To do: The listing below is to be output in its exact form.

Source information:
--
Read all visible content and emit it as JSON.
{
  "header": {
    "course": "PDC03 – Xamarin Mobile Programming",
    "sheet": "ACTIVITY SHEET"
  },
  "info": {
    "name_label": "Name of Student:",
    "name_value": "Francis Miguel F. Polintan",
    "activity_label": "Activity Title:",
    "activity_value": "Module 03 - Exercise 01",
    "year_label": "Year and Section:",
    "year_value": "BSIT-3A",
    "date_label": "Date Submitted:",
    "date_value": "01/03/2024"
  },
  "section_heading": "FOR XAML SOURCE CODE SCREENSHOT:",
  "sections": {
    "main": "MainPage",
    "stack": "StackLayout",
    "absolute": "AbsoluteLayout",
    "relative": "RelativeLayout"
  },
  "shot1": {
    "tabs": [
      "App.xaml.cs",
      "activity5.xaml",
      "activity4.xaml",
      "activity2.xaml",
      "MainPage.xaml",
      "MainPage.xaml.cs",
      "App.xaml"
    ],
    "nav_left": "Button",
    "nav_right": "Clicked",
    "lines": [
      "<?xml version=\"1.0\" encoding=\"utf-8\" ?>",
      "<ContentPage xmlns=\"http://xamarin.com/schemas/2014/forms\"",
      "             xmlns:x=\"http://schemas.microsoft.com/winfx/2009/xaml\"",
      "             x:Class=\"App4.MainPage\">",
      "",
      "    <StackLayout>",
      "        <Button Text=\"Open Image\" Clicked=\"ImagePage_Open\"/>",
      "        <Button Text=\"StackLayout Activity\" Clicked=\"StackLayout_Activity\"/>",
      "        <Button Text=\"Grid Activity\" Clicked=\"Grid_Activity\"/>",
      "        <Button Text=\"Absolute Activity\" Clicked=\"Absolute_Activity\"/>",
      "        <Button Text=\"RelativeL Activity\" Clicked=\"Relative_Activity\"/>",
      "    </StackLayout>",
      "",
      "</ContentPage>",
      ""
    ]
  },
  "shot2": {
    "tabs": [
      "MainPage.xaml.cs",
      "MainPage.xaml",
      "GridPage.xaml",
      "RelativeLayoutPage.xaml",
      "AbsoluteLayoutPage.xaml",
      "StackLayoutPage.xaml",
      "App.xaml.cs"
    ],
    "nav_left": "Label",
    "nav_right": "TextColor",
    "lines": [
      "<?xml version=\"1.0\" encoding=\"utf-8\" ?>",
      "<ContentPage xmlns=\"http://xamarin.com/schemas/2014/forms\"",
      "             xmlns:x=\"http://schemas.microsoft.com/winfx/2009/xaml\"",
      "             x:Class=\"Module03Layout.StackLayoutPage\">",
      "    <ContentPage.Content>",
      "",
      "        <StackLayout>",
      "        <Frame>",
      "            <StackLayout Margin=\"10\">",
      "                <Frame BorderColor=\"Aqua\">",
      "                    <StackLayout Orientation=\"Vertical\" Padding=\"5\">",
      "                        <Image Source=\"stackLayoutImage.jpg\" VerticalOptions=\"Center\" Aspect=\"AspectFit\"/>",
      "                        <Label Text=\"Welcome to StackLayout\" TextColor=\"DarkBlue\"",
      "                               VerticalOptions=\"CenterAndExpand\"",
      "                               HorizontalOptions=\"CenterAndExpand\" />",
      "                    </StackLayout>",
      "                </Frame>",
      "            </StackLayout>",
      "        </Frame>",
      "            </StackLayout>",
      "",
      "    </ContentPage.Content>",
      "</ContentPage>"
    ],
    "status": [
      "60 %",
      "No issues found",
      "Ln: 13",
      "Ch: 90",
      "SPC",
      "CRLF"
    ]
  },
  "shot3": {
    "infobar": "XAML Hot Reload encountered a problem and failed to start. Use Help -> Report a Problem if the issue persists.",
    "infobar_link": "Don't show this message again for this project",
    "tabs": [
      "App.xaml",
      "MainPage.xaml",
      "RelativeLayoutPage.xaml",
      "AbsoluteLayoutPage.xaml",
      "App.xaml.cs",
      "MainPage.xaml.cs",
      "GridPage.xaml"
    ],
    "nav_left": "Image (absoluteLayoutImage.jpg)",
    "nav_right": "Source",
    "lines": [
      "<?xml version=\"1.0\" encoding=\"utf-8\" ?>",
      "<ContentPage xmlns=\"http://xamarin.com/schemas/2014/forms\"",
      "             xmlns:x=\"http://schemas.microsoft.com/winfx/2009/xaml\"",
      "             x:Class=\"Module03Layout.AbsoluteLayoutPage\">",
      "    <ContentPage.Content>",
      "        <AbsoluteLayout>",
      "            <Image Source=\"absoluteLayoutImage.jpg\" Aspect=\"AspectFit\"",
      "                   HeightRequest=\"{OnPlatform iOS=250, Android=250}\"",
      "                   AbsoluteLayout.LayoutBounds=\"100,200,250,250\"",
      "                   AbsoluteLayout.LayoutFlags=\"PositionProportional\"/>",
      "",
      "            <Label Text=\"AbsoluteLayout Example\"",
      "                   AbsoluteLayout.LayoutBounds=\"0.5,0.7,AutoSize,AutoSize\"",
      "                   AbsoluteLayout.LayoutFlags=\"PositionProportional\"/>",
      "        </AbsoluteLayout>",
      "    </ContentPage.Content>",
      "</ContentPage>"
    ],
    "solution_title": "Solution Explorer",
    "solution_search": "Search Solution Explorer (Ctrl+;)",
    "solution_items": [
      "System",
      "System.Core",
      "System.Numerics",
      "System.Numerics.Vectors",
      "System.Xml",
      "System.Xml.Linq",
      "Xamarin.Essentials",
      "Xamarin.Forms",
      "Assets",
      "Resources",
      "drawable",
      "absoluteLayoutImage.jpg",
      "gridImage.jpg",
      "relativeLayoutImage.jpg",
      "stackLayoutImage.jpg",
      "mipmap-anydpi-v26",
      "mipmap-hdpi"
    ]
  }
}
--
Answer:
Read all visible content and emit it as JSON.
{
  "header": {
    "course": "PDC03 – Xamarin Mobile Programming",
    "sheet": "ACTIVITY SHEET"
  },
  "info": {
    "name_label": "Name of Student:",
    "name_value": "Francis Miguel F. Polintan",
    "activity_label": "Activity Title:",
    "activity_value": "Module 03 - Exercise 01",
    "year_label": "Year and Section:",
    "year_value": "BSIT-3A",
    "date_label": "Date Submitted:",
    "date_value": "01/03/2024"
  },
  "section_heading": "FOR XAML SOURCE CODE SCREENSHOT:",
  "sections": {
    "main": "MainPage",
    "stack": "StackLayout",
    "absolute": "AbsoluteLayout",
    "relative": "RelativeLayout"
  },
  "shot1": {
    "tabs": [
      "App.xaml.cs",
      "activity5.xaml",
      "activity4.xaml",
      "activity2.xaml",
      "MainPage.xaml",
      "MainPage.xaml.cs",
      "App.xaml"
    ],
    "nav_left": "Button",
    "nav_right": "Clicked",
    "lines": [
      "<?xml version=\"1.0\" encoding=\"utf-8\" ?>",
      "<ContentPage xmlns=\"http://xamarin.com/schemas/2014/forms\"",
      "             xmlns:x=\"http://schemas.microsoft.com/winfx/2009/xaml\"",
      "             x:Class=\"App4.MainPage\">",
      "",
      "    <StackLayout>",
      "        <Button Text=\"Open Image\" Clicked=\"ImagePage_Open\"/>",
      "        <Button Text=\"StackLayout Activity\" Clicked=\"StackLayout_Activity\"/>",
      "        <Button Text=\"Grid Activity\" Clicked=\"Grid_Activity\"/>",
      "        <Button Text=\"Absolute Activity\" Clicked=\"Absolute_Activity\"/>",
      "        <Button Text=\"RelativeL Activity\" Clicked=\"Relative_Activity\"/>",
      "    </StackLayout>",
      "",
      "</ContentPage>",
      ""
    ]
  },
  "shot2": {
    "tabs": [
      "MainPage.xaml.cs",
      "MainPage.xaml",
      "GridPage.xaml",
      "RelativeLayoutPage.xaml",
      "AbsoluteLayoutPage.xaml",
      "StackLayoutPage.xaml",
      "App.xaml.cs"
    ],
    "nav_left": "Label",
    "nav_right": "TextColor",
    "lines": [
      "<?xml version=\"1.0\" encoding=\"utf-8\" ?>",
      "<ContentPage xmlns=\"http://xamarin.com/schemas/2014/forms\"",
      "             xmlns:x=\"http://schemas.microsoft.com/winfx/2009/xaml\"",
      "             x:Class=\"Module03Layout.StackLayoutPage\">",
      "    <ContentPage.Content>",
      "",
      "        <StackLayout>",
      "        <Frame>",
      "            <StackLayout Margin=\"10\">",
      "                <Frame BorderColor=\"Aqua\">",
      "                    <StackLayout Orientation=\"Vertical\" Padding=\"5\">",
      "                        <Image Source=\"stackLayoutImage.jpg\" VerticalOptions=\"Center\" Aspect=\"AspectFit\"/>",
      "                        <Label Text=\"Welcome to StackLayout\" TextColor=\"DarkBlue\"",
      "                               VerticalOptions=\"CenterAndExpand\"",
      "                               HorizontalOptions=\"CenterAndExpand\" />",
      "                    </StackLayout>",
      "                </Frame>",
      "            </StackLayout>",
      "        </Frame>",
      "            </StackLayout>",
      "",
      "    </ContentPage.Content>",
      "</ContentPage>"
    ],
    "status": [
      "60 %",
      "No issues found",
      "Ln: 13",
      "Ch: 90",
      "SPC",
      "CRLF"
    ]
  },
  "shot3": {
    "infobar": "XAML Hot Reload encountered a problem and failed to start. Use Help -> Report a Problem if the issue persists.",
    "infobar_link": "Don't show this message again for this project",
    "tabs": [
      "App.xaml",
      "MainPage.xaml",
      "RelativeLayoutPage.xaml",
      "AbsoluteLayoutPage.xaml",
      "App.xaml.cs",
      "MainPage.xaml.cs",
      "GridPage.xaml"
    ],
    "nav_left": "Image (absoluteLayoutImage.jpg)",
    "nav_right": "Source",
    "lines": [
      "<?xml version=\"1.0\" encoding=\"utf-8\" ?>",
      "<ContentPage xmlns=\"http://xamarin.com/schemas/2014/forms\"",
      "             xmlns:x=\"http://schemas.microsoft.com/winfx/2009/xaml\"",
      "             x:Class=\"Module03Layout.AbsoluteLayoutPage\">",
      "    <ContentPage.Content>",
      "        <AbsoluteLayout>",
      "            <Image Source=\"absoluteLayoutImage.jpg\" Aspect=\"AspectFit\"",
      "                   HeightRequest=\"{OnPlatform iOS=250, Android=250}\"",
      "                   AbsoluteLayout.LayoutBounds=\"100,200,250,250\"",
      "                   AbsoluteLayout.LayoutFlags=\"PositionProportional\"/>",
      "",
      "            <Label Text=\"AbsoluteLayout Example\"",
      "                   AbsoluteLayout.LayoutBounds=\"0.5,0.7,AutoSize,AutoSize\"",
      "                   AbsoluteLayout.LayoutFlags=\"PositionProportional\"/>",
      "        </AbsoluteLayout>",
      "    </ContentPage.Content>",
      "</ContentPage>"
    ],
    "solution_title": "Solution Explorer",
    "solution_search": "Search Solution Explorer (Ctrl+;)",
    "solution_items": [
      "System",
      "System.Core",
      "System.Numerics",
      "System.Numerics.Vectors",
      "System.Xml",
      "System.Xml.Linq",
      "Xamarin.Essentials",
      "Xamarin.Forms",
      "Assets",
      "Resources",
      "drawable",
      "absoluteLayoutImage.jpg",
      "gridImage.jpg",
      "relativeLayoutImage.jpg",
      "stackLayoutImage.jpg",
      "mipmap-anydpi-v26",
      "mipmap-hdpi"
    ]
  }
}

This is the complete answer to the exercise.